WORK TO BE COMPLETED: Only the lines that hold "time" should be in the answer, each copied from the data below.

DATASET RECORDS:
______

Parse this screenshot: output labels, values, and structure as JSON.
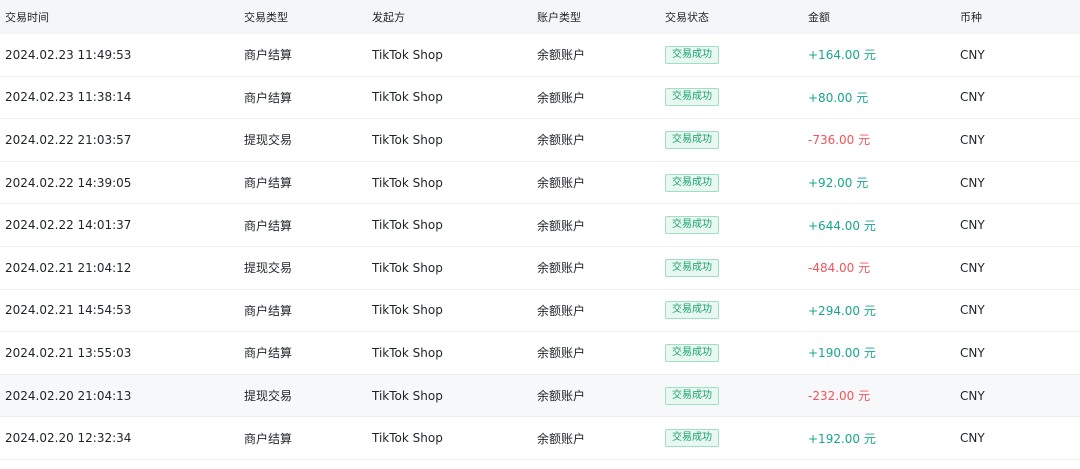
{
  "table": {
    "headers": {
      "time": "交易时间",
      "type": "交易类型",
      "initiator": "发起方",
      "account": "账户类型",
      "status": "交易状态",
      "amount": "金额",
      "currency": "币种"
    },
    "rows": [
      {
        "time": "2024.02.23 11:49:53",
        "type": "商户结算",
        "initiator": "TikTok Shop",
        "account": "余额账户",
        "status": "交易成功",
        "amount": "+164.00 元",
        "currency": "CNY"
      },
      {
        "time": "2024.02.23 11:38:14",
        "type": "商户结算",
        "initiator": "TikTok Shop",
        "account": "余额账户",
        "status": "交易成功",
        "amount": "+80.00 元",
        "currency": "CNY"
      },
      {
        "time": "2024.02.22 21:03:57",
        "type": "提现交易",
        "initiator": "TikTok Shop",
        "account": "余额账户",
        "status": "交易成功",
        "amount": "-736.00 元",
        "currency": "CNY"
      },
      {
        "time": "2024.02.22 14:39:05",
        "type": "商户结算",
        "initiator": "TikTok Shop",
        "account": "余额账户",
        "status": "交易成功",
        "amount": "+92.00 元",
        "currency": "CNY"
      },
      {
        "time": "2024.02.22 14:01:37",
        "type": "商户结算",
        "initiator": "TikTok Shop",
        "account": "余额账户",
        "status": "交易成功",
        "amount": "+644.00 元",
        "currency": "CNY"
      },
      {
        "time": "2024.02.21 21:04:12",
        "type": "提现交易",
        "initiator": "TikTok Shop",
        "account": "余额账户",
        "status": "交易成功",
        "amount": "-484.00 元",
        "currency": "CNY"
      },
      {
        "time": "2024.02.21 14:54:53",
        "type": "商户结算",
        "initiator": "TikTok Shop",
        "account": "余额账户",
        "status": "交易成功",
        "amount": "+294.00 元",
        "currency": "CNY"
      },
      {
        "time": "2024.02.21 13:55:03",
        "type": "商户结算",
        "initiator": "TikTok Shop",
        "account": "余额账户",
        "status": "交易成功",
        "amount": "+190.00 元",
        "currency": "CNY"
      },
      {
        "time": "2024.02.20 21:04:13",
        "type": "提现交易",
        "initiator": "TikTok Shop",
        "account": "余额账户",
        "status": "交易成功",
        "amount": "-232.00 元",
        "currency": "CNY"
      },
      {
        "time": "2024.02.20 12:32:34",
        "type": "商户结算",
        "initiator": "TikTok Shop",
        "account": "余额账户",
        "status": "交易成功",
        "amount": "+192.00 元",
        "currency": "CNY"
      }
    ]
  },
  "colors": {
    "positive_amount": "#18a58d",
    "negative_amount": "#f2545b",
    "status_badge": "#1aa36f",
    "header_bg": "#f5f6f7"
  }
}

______

ANSWER TO THIS PROBLEM:
      "time": "交易时间",
        "time": "2024.02.23 11:49:53",
        "time": "2024.02.23 11:38:14",
        "time": "2024.02.22 21:03:57",
        "time": "2024.02.22 14:39:05",
        "time": "2024.02.22 14:01:37",
        "time": "2024.02.21 21:04:12",
        "time": "2024.02.21 14:54:53",
        "time": "2024.02.21 13:55:03",
        "time": "2024.02.20 21:04:13",
        "time": "2024.02.20 12:32:34",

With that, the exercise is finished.